Return every line from the records below that has the word "data".

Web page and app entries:
· · · ·

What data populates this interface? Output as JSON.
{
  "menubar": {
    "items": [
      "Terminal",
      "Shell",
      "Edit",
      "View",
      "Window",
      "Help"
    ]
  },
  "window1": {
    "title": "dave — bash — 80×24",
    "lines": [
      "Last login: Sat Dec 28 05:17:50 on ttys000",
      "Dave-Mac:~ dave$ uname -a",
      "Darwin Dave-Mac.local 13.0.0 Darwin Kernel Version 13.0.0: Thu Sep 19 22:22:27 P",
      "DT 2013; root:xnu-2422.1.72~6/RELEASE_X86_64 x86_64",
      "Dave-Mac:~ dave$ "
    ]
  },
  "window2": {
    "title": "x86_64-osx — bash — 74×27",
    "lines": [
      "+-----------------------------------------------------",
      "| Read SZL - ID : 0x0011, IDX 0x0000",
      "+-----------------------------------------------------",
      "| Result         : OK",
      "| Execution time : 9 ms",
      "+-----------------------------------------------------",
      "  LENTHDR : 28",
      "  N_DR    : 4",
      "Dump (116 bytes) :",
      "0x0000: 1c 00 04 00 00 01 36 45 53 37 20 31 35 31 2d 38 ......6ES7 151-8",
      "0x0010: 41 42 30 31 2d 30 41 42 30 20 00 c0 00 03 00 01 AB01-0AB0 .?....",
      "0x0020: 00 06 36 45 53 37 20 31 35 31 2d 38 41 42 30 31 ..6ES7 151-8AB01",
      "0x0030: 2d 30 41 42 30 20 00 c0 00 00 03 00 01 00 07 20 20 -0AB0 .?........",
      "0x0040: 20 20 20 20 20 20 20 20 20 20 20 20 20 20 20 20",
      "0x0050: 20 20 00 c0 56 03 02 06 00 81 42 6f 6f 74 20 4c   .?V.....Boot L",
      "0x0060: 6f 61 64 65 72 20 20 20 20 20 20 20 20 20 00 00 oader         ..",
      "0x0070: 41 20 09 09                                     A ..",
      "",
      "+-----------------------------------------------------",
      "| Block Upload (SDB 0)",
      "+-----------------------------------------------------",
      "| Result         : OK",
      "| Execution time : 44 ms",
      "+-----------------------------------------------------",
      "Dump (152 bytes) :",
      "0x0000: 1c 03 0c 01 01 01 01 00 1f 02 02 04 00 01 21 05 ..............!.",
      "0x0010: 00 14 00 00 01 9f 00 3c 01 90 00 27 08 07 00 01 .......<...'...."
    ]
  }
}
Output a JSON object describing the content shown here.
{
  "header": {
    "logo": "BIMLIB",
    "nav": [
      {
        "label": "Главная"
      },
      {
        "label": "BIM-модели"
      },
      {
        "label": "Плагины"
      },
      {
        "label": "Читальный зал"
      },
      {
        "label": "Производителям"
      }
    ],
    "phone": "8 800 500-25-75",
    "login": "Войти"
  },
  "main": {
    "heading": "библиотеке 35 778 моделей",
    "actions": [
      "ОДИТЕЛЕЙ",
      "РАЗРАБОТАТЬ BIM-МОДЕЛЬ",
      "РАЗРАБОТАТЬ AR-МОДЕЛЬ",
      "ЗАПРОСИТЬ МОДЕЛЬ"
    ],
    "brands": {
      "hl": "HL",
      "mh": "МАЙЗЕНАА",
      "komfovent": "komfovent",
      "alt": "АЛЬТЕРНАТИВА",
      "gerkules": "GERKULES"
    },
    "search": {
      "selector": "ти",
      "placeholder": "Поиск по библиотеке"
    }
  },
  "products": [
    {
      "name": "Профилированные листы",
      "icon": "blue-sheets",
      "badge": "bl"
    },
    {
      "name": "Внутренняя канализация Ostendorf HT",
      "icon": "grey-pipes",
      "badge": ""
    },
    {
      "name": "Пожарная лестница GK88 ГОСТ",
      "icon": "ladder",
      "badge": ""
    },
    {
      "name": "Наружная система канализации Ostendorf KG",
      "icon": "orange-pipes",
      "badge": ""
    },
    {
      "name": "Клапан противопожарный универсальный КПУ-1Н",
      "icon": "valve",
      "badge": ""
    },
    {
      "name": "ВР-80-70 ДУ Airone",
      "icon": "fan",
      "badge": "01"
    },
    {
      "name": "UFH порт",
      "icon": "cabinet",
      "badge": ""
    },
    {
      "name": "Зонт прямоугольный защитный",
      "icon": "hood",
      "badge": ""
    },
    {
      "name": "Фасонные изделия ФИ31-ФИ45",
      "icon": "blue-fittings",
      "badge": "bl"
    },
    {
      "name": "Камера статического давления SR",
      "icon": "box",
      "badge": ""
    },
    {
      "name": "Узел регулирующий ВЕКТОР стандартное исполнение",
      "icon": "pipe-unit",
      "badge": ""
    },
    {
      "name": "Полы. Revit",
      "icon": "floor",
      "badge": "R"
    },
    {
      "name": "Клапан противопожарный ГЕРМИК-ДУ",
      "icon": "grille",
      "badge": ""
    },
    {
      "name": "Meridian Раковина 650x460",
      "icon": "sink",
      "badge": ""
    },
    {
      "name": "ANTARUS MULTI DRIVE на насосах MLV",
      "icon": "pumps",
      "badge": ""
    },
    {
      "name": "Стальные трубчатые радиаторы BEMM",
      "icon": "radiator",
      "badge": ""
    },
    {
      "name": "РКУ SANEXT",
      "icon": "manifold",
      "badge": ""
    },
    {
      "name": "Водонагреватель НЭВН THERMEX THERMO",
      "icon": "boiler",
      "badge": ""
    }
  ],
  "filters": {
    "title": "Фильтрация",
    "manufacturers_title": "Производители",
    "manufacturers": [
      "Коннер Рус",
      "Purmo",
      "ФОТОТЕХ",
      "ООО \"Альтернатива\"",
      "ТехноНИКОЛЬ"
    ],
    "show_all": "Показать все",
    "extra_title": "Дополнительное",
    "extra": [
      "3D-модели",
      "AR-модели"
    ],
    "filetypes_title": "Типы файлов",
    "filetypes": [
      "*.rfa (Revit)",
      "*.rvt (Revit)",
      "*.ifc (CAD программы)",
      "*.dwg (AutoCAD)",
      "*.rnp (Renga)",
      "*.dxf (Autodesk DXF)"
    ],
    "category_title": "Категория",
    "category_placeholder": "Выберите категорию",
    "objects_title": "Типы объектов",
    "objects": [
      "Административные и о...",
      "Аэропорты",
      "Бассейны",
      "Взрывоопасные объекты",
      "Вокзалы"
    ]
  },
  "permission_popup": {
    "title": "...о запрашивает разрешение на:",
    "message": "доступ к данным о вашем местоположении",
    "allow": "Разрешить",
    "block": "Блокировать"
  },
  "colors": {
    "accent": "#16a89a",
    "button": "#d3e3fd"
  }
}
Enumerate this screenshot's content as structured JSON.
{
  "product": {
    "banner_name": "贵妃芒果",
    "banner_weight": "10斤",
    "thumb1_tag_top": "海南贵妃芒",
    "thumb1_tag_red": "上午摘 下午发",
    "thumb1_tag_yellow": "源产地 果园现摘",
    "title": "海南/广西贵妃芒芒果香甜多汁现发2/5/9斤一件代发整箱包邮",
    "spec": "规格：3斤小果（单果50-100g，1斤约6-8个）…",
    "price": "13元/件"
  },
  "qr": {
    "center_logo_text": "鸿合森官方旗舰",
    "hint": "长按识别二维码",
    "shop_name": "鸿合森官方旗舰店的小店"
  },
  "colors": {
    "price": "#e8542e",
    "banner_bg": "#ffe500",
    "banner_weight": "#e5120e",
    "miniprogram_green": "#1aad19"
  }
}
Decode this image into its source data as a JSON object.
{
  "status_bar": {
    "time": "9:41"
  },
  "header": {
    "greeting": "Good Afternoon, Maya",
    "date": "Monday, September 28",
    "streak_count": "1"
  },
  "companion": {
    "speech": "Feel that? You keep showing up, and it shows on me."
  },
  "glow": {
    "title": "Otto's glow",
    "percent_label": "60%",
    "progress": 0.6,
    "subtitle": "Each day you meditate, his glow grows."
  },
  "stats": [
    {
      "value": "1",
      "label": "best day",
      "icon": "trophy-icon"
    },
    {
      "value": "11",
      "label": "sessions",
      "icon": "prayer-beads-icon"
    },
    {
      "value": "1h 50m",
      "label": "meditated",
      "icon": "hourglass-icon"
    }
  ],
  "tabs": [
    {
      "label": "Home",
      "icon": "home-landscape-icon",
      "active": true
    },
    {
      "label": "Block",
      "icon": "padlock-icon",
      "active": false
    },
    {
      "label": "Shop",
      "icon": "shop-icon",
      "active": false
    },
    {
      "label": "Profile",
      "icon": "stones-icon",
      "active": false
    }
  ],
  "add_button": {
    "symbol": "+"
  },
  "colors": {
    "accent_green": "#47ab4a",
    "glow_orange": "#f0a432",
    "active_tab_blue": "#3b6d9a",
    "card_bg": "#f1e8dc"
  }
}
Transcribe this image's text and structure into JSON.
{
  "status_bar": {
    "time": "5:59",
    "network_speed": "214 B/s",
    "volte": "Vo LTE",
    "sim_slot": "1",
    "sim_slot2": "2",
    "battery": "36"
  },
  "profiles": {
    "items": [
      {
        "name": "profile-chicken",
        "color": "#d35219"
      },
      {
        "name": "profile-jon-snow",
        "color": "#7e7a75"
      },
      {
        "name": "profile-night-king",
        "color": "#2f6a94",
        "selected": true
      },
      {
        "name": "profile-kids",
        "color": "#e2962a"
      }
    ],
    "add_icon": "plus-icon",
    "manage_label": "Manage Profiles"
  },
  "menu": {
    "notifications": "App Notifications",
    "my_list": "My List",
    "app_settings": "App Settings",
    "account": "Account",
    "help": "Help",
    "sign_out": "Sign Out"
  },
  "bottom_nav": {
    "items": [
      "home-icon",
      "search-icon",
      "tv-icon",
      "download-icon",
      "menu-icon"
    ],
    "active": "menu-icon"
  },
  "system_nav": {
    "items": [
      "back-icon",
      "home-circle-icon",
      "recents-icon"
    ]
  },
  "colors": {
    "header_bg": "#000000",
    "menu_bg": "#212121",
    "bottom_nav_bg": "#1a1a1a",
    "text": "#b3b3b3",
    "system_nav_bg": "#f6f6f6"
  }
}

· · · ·

Task output:
What data populates this interface? Output as JSON.
Decode this image into its source data as a JSON object.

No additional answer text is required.